About this blog

I was diagnosed with breast cancer on June 11, 2010. As a result of my treatment, I have lymphedema in my left arm. I draw my strength from the Lord, as well as my family's Scots-Irish heritage. Our Graham's were a tough and scrappy bunch of fighters on the Scottish/English border. They came to America and continued to fight when necessary: in the American Revolution; the Civil War; and my brother is a Captain in the U.S. Army. My ancestors settled this country against all odds. My great-grandmothers on both sides of the family were pioneer women who settled the West. Along with that heritage, and the full armor of God, I am walking the walk and fighting the good fight.

Tuesday, January 10, 2012

It's not about the boobs

One thing that kind of bothered me during the 3 Day walk last November. It isn't isolated to the 3 Day, not is it a Komen issue. It is a part of much of the "breast cancer awareness" hoopla. I had seen it before, but was immersed in it to a much greater degree during the walk. Walking 20 miles a day gave me plenty of opportunity to think and explore my feelings about it.

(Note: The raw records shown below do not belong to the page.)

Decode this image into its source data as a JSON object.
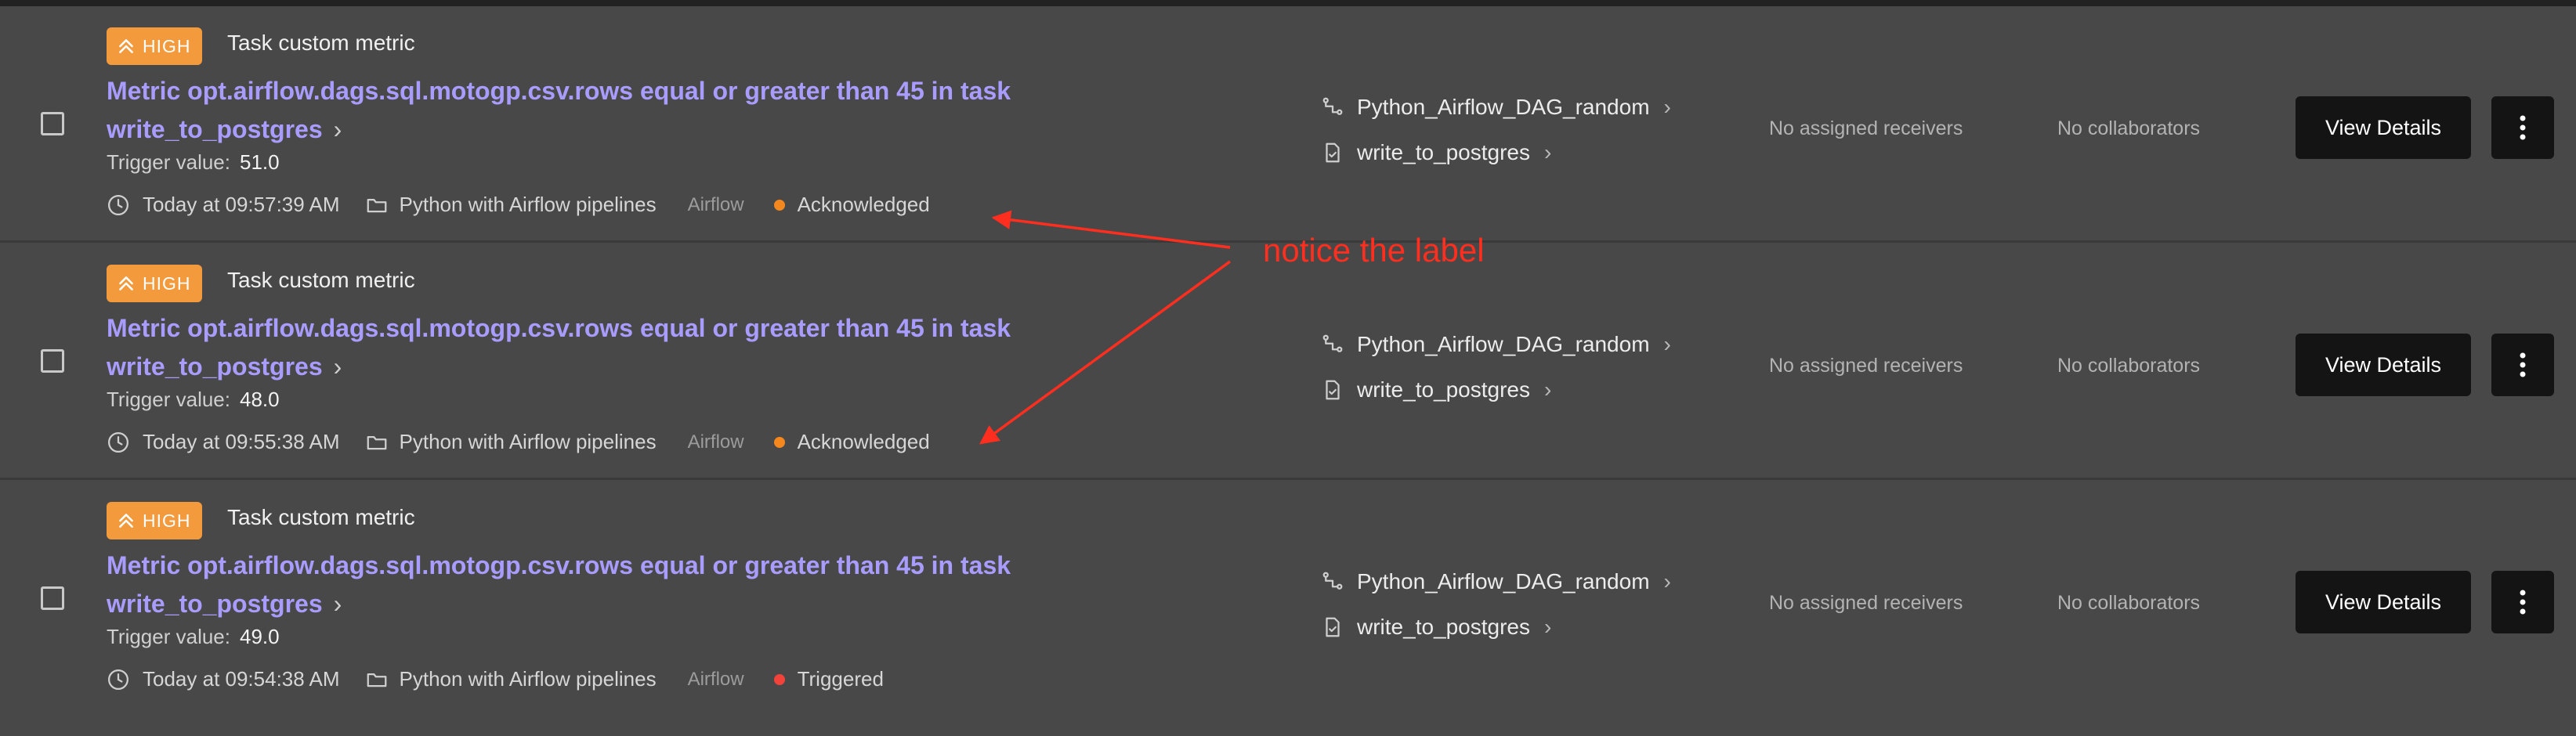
{
  "alerts": [
    {
      "severity": "HIGH",
      "type": "Task custom metric",
      "title": "Metric opt.airflow.dags.sql.motogp.csv.rows equal or greater than 45 in task write_to_postgres",
      "trigger_label": "Trigger value:",
      "trigger_value": "51.0",
      "time": "Today at 09:57:39 AM",
      "pipeline": "Python with Airflow pipelines",
      "source": "Airflow",
      "status": "Acknowledged",
      "status_color": "#f5871f",
      "dag": "Python_Airflow_DAG_random",
      "task": "write_to_postgres",
      "receivers": "No assigned receivers",
      "collaborators": "No collaborators",
      "view_label": "View Details"
    },
    {
      "severity": "HIGH",
      "type": "Task custom metric",
      "title": "Metric opt.airflow.dags.sql.motogp.csv.rows equal or greater than 45 in task write_to_postgres",
      "trigger_label": "Trigger value:",
      "trigger_value": "48.0",
      "time": "Today at 09:55:38 AM",
      "pipeline": "Python with Airflow pipelines",
      "source": "Airflow",
      "status": "Acknowledged",
      "status_color": "#f5871f",
      "dag": "Python_Airflow_DAG_random",
      "task": "write_to_postgres",
      "receivers": "No assigned receivers",
      "collaborators": "No collaborators",
      "view_label": "View Details"
    },
    {
      "severity": "HIGH",
      "type": "Task custom metric",
      "title": "Metric opt.airflow.dags.sql.motogp.csv.rows equal or greater than 45 in task write_to_postgres",
      "trigger_label": "Trigger value:",
      "trigger_value": "49.0",
      "time": "Today at 09:54:38 AM",
      "pipeline": "Python with Airflow pipelines",
      "source": "Airflow",
      "status": "Triggered",
      "status_color": "#f2423a",
      "dag": "Python_Airflow_DAG_random",
      "task": "write_to_postgres",
      "receivers": "No assigned receivers",
      "collaborators": "No collaborators",
      "view_label": "View Details"
    }
  ],
  "annotation": {
    "text": "notice the label",
    "color": "#ff2e1f"
  },
  "colors": {
    "background": "#484848",
    "badge": "#f39a3d",
    "title": "#a99cff",
    "button": "#141414"
  },
  "icons": [
    "priority-up-icon",
    "clock-icon",
    "folder-icon",
    "dag-icon",
    "task-icon",
    "chevron-right-icon",
    "more-vertical-icon"
  ]
}
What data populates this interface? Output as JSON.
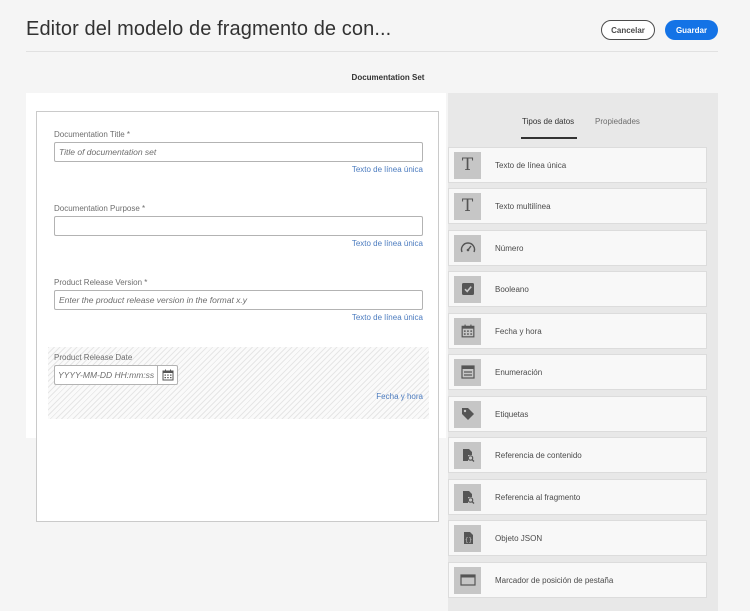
{
  "header": {
    "title": "Editor del modelo de fragmento de con...",
    "cancel_label": "Cancelar",
    "save_label": "Guardar"
  },
  "model_name": "Documentation Set",
  "form": {
    "fields": [
      {
        "label": "Documentation Title *",
        "placeholder": "Title of documentation set",
        "type": "Texto de línea única"
      },
      {
        "label": "Documentation Purpose *",
        "placeholder": "",
        "type": "Texto de línea única"
      },
      {
        "label": "Product Release Version *",
        "placeholder": "Enter the product release version in the format x.y",
        "type": "Texto de línea única"
      }
    ],
    "date_field": {
      "label": "Product Release Date",
      "placeholder": "YYYY-MM-DD HH:mm:ss",
      "type": "Fecha y hora",
      "icon": "calendar-icon"
    }
  },
  "side_panel": {
    "tabs": [
      {
        "label": "Tipos de datos",
        "active": true
      },
      {
        "label": "Propiedades",
        "active": false
      }
    ],
    "data_types": [
      {
        "label": "Texto de línea única",
        "icon": "text-t-icon"
      },
      {
        "label": "Texto multilínea",
        "icon": "text-t-icon"
      },
      {
        "label": "Número",
        "icon": "gauge-icon"
      },
      {
        "label": "Booleano",
        "icon": "checkbox-icon"
      },
      {
        "label": "Fecha y hora",
        "icon": "calendar-icon"
      },
      {
        "label": "Enumeración",
        "icon": "list-icon"
      },
      {
        "label": "Etiquetas",
        "icon": "tag-icon"
      },
      {
        "label": "Referencia de contenido",
        "icon": "file-search-icon"
      },
      {
        "label": "Referencia al fragmento",
        "icon": "file-search-icon"
      },
      {
        "label": "Objeto JSON",
        "icon": "json-file-icon"
      },
      {
        "label": "Marcador de posición de pestaña",
        "icon": "tab-placeholder-icon"
      }
    ]
  },
  "colors": {
    "accent": "#1473e6",
    "field_type_link": "#4b7bbf",
    "panel_bg": "#e8e8e8"
  }
}
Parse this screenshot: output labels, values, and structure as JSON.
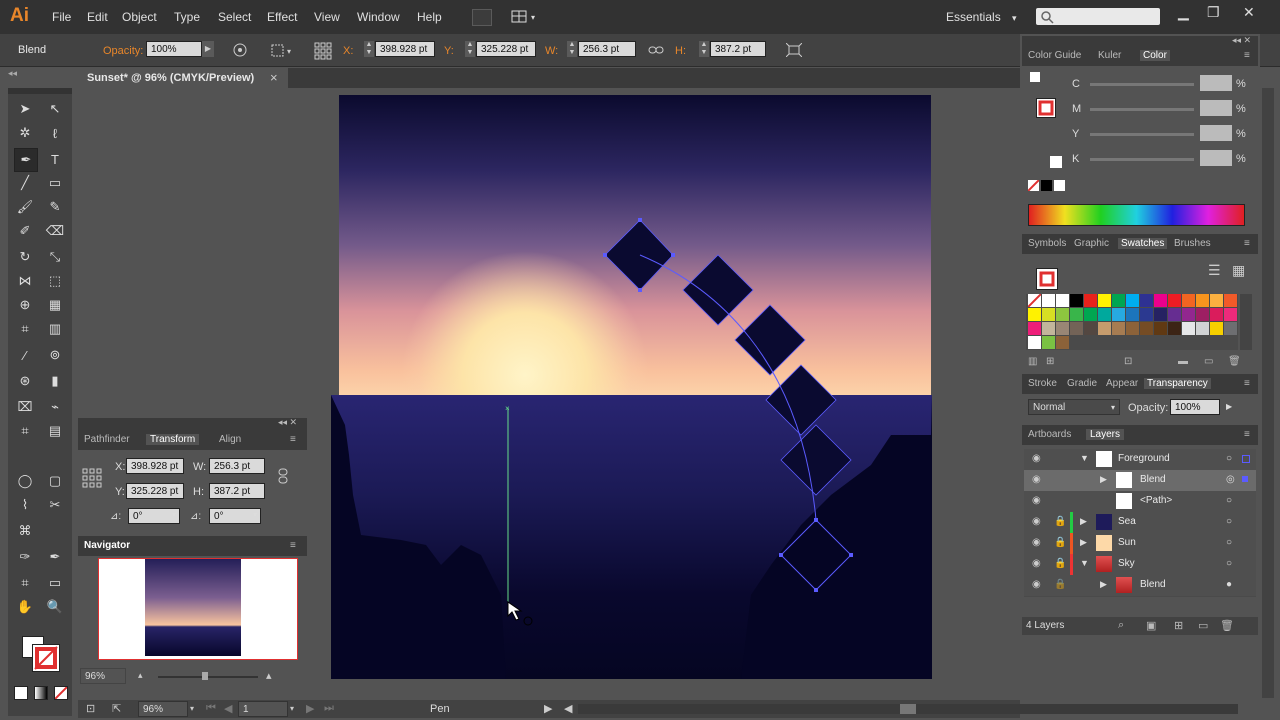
{
  "app": {
    "logo": "Ai",
    "workspace": "Essentials",
    "workspace_arrow": "▾"
  },
  "menu": [
    "File",
    "Edit",
    "Object",
    "Type",
    "Select",
    "Effect",
    "View",
    "Window",
    "Help"
  ],
  "controlbar": {
    "mode": "Blend",
    "opacity_label": "Opacity:",
    "opacity_value": "100%",
    "x_label": "X:",
    "x_value": "398.928 pt",
    "y_label": "Y:",
    "y_value": "325.228 pt",
    "w_label": "W:",
    "w_value": "256.3 pt",
    "h_label": "H:",
    "h_value": "387.2 pt"
  },
  "document": {
    "tab_title": "Sunset* @ 96% (CMYK/Preview)",
    "close": "×"
  },
  "transform_panel": {
    "tabs": [
      "Pathfinder",
      "Transform",
      "Align"
    ],
    "x_label": "X:",
    "x_value": "398.928 pt",
    "y_label": "Y:",
    "y_value": "325.228 pt",
    "w_label": "W:",
    "w_value": "256.3 pt",
    "h_label": "H:",
    "h_value": "387.2 pt",
    "angle_value": "0°",
    "shear_value": "0°"
  },
  "navigator": {
    "title": "Navigator",
    "zoom": "96%"
  },
  "color_panel": {
    "tabs": [
      "Color Guide",
      "Kuler",
      "Color"
    ],
    "channels": [
      {
        "label": "C",
        "unit": "%"
      },
      {
        "label": "M",
        "unit": "%"
      },
      {
        "label": "Y",
        "unit": "%"
      },
      {
        "label": "K",
        "unit": "%"
      }
    ]
  },
  "swatches_panel": {
    "tabs": [
      "Symbols",
      "Graphic",
      "Swatches",
      "Brushes"
    ]
  },
  "transparency_panel": {
    "tabs": [
      "Stroke",
      "Gradie",
      "Appear",
      "Transparency"
    ],
    "blend_mode": "Normal",
    "opacity_label": "Opacity:",
    "opacity_value": "100%"
  },
  "layers_panel": {
    "tabs": [
      "Artboards",
      "Layers"
    ],
    "rows": [
      {
        "name": "Foreground",
        "color": "#4f6df5"
      },
      {
        "name": "Blend",
        "color": "#4f6df5"
      },
      {
        "name": "<Path>",
        "color": "#4f6df5"
      },
      {
        "name": "Sea",
        "color": "#22cc44"
      },
      {
        "name": "Sun",
        "color": "#ee5522"
      },
      {
        "name": "Sky",
        "color": "#ee3333"
      },
      {
        "name": "Blend",
        "color": "#ee3333"
      }
    ],
    "count": "4 Layers"
  },
  "statusbar": {
    "zoom": "96%",
    "artboard": "1",
    "tool": "Pen"
  },
  "colors": {
    "accent": "#e8862a",
    "path_blue": "#5b5bff",
    "path_green": "#66dd88"
  }
}
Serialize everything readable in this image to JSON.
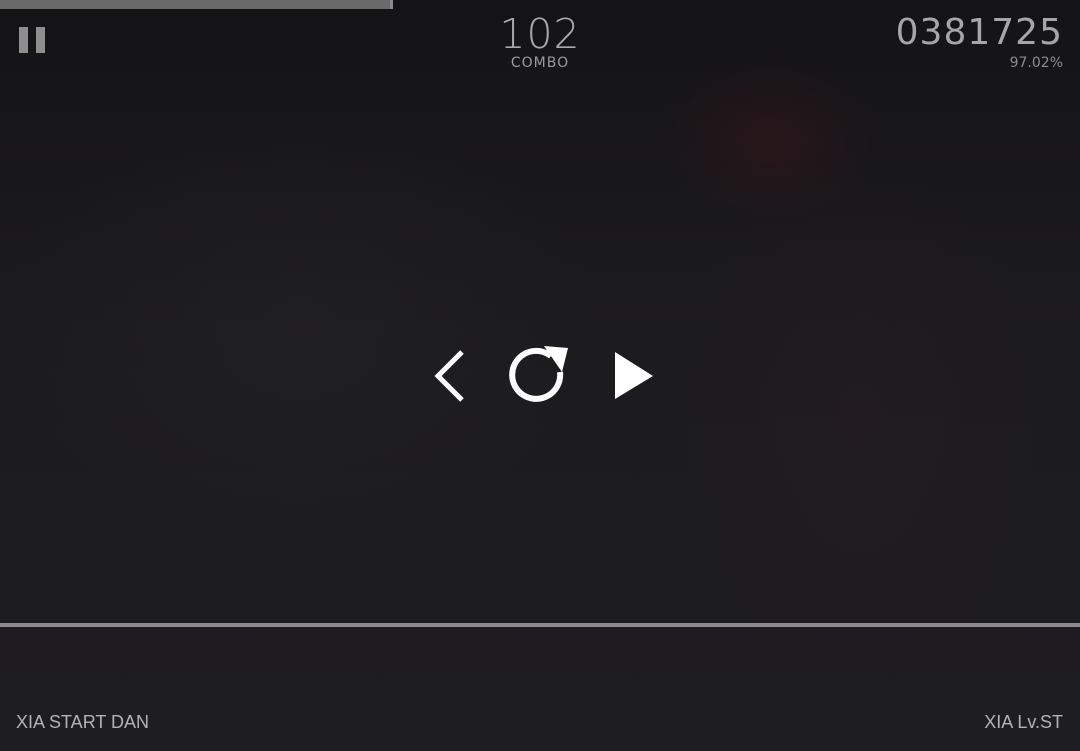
{
  "hud": {
    "progress": 0.364,
    "combo": "102",
    "combo_label": "COMBO",
    "score": "0381725",
    "accuracy": "97.02%"
  },
  "icons": {
    "pause": "pause-icon",
    "back": "chevron-left-icon",
    "retry": "retry-icon",
    "resume": "play-icon"
  },
  "song": {
    "title": "XIA START DAN",
    "level": "XIA Lv.ST"
  },
  "colors": {
    "background": "#1b1a1c",
    "hud_text": "#a9a9a9",
    "judge_line": "#8a8a8a",
    "icon_white": "#ffffff"
  }
}
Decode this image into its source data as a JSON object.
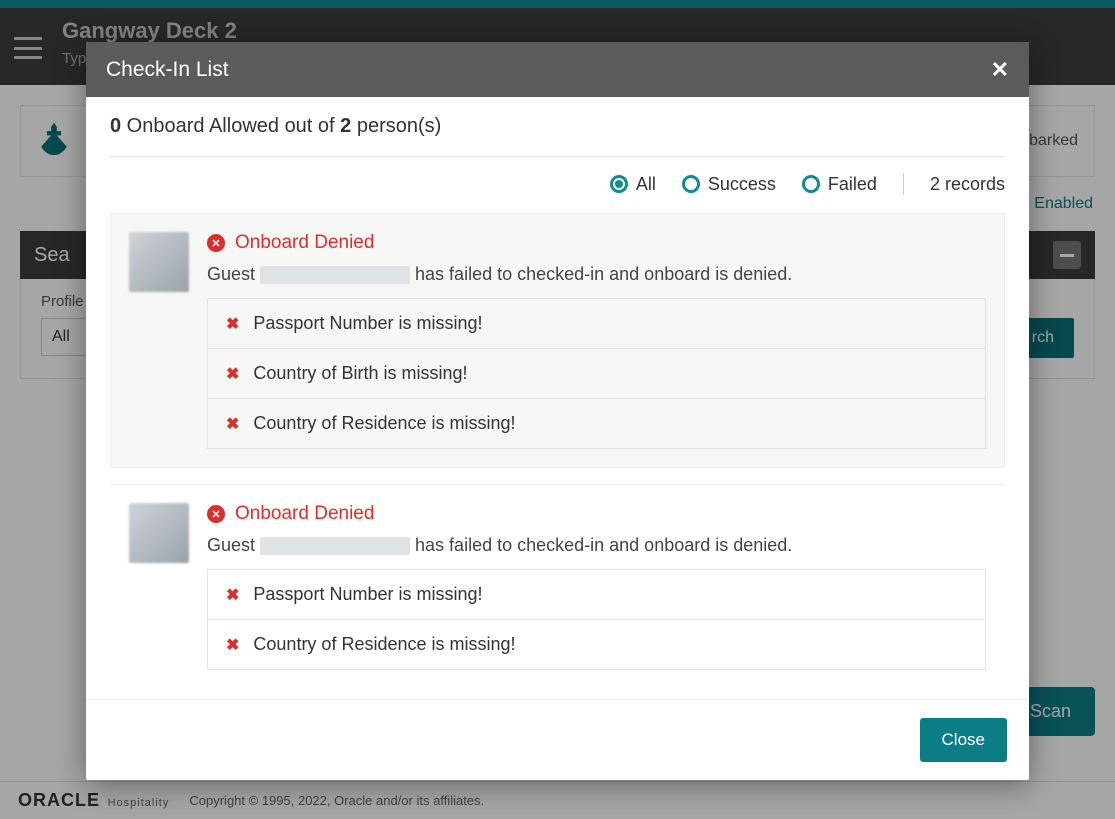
{
  "app": {
    "title": "Gangway Deck 2",
    "subtitle_prefix": "Typ"
  },
  "background": {
    "top_card_right_text": "barked",
    "sound_link": "Enabled",
    "search_header": "Sea",
    "filter_label": "Profile",
    "filter_select_value": "All",
    "search_btn_suffix": "rch",
    "scan_btn": "Scan"
  },
  "modal": {
    "title": "Check-In List",
    "summary": {
      "allowed_count": "0",
      "mid_text": " Onboard Allowed out of ",
      "total_count": "2",
      "suffix": " person(s)"
    },
    "filters": {
      "all": "All",
      "success": "Success",
      "failed": "Failed",
      "record_count": "2 records"
    },
    "entries": [
      {
        "status": "Onboard Denied",
        "guest_prefix": "Guest ",
        "guest_suffix": " has failed to checked-in and onboard is denied.",
        "errors": [
          "Passport Number is missing!",
          "Country of Birth is missing!",
          "Country of Residence is missing!"
        ]
      },
      {
        "status": "Onboard Denied",
        "guest_prefix": "Guest ",
        "guest_suffix": " has failed to checked-in and onboard is denied.",
        "errors": [
          "Passport Number is missing!",
          "Country of Residence is missing!"
        ]
      }
    ],
    "close_btn": "Close"
  },
  "footer": {
    "brand": "ORACLE",
    "brand_sub": "Hospitality",
    "copyright": "Copyright © 1995, 2022, Oracle and/or its affiliates."
  }
}
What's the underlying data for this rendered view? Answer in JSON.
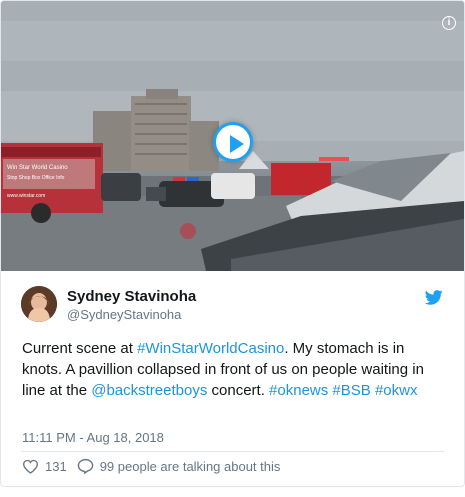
{
  "media": {
    "play_icon": "play-icon",
    "info_icon": "info-icon",
    "info_glyph": "i",
    "bus_sign_lines": [
      "Win Star World Casino",
      "Stop  Shop  Box Office  Info",
      "www.winstar.com"
    ]
  },
  "author": {
    "display_name": "Sydney Stavinoha",
    "handle": "@SydneyStavinoha",
    "avatar_icon": "avatar"
  },
  "brand": {
    "icon": "twitter-bird-icon",
    "color": "#1da1f2"
  },
  "tweet": {
    "seg1": "Current scene at ",
    "tag1": "#WinStarWorldCasino",
    "seg2": ". My stomach is in knots. A pavillion collapsed in front of us on people waiting in line at the ",
    "mention1": "@backstreetboys",
    "seg3": " concert. ",
    "tag2": "#oknews",
    "seg4": " ",
    "tag3": "#BSB",
    "seg5": " ",
    "tag4": "#okwx",
    "link_color": "#1b95e0"
  },
  "timestamp": "11:11 PM - Aug 18, 2018",
  "actions": {
    "like_icon": "heart-icon",
    "like_count": "131",
    "reply_icon": "speech-bubble-icon",
    "talking_text": "99 people are talking about this"
  }
}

Its the emphasis on breasts.  The over-emphasis. In one way, its kind of a "duh" statement. Of course there is talk about breasts...its breast cancer.   You can see this in many of the slogans and team names for these awareness events:  save the ta-tas;  save second base; boobie crew; you name it. I've even seen pre-pubescent boys sporting bracelets that say "I love boobies." Presumably this helps raise awareness among the middle school crowd?  (As if middle school boys weren't aware of breasts, even if a little afraid of them!)  Or how about men wearing shirts declaring themselves "official inspectors," offering their "services" for women who need help with their self exams.

Is the goal of all of this is to save a pair of breasts?  Have we failed if breasts are not saved?  Does life cease being meaningful without them?

During the 3 Day walk, as well as the American Cancer Society's Making Strides Against Breast Cancer walk, there were tons of signs saying things like this, people wearing huge fake breasts, making a joke of it.  Don't get me wrong, I'm not against finding levity in a bad situation.  In fact, I would venture to say I have a pretty good sense of humor and let a lot of stuff roll off my back.  One series of signs got to me, it said:

"Imagine a world without boobs." 

As if it were painting a picture of some worst case scenario, apocalyptic world. Yeah.  Well, its not so hard for me to imagine.  I don't have them, and I'm probably not ever going to get them. I'm flat as a pancake.  But you know what?  Its not the end of the world not to have had them "saved."  They key point is that I'm still here.  Here's the thing....even without breasts/boobs/ta-tas/a rack, breast cancer may still come back and claim my life.

You see, its not about the boobs. It's about women's lives. Trust me, you can live without boobs.  Breast cancer in the breast(s) isn't what kills women.  It is when it metastasizes to other body parts that her fate is sealed.

I know that our society will never get away from these silly slogans and over-emphasis on breasts.  It brings out a little pre-pubescent silliness in everyone. Perhaps this is the first level of "awareness."  20 years ago, people were ashamed to even say "breast" cancer. I suppose this is some form of progress.  I just hope we can move beyond this adolescent level of addressing the issue and realize that its not about the boobs....its about the women.  Finding a cure means more than saving breasts.


  1. This is something that has always bothered me too. Don't save my "ta-tas"-- save my LIFE!
    Keep up the good work!
    God bless!

  2. Tonya,
    Right on! I guess if you've been reading my blog, you know where I stand on this issue! It's sexualization of women and a disease pure and simple. It's just wrong to focus so much on saving the breasts rather than saving the lives. Like you so correctly pointed out, it's not the tumor in the breast that kills, it's when the cancer metastisizes. That's what we need to be focusing on. Breast cancer shouldn't be turned into a joke, even if intentions are good. Sorry for my little rant. Great post. And good for you for participating in the walks/runs!

  3. Yes! It's not about the breasts - it's about lives. Thanks for writing this.

  4. I was struck by the same thing when I walked in the Avon 2-Day last summer! Just last week, I wrote a similar post: http://www.lemondroppie.com/2012/01/on-my-soapbox-facebook-statuses-spin-cycle/

    I may have lost a breast to cancer, but I'm still here!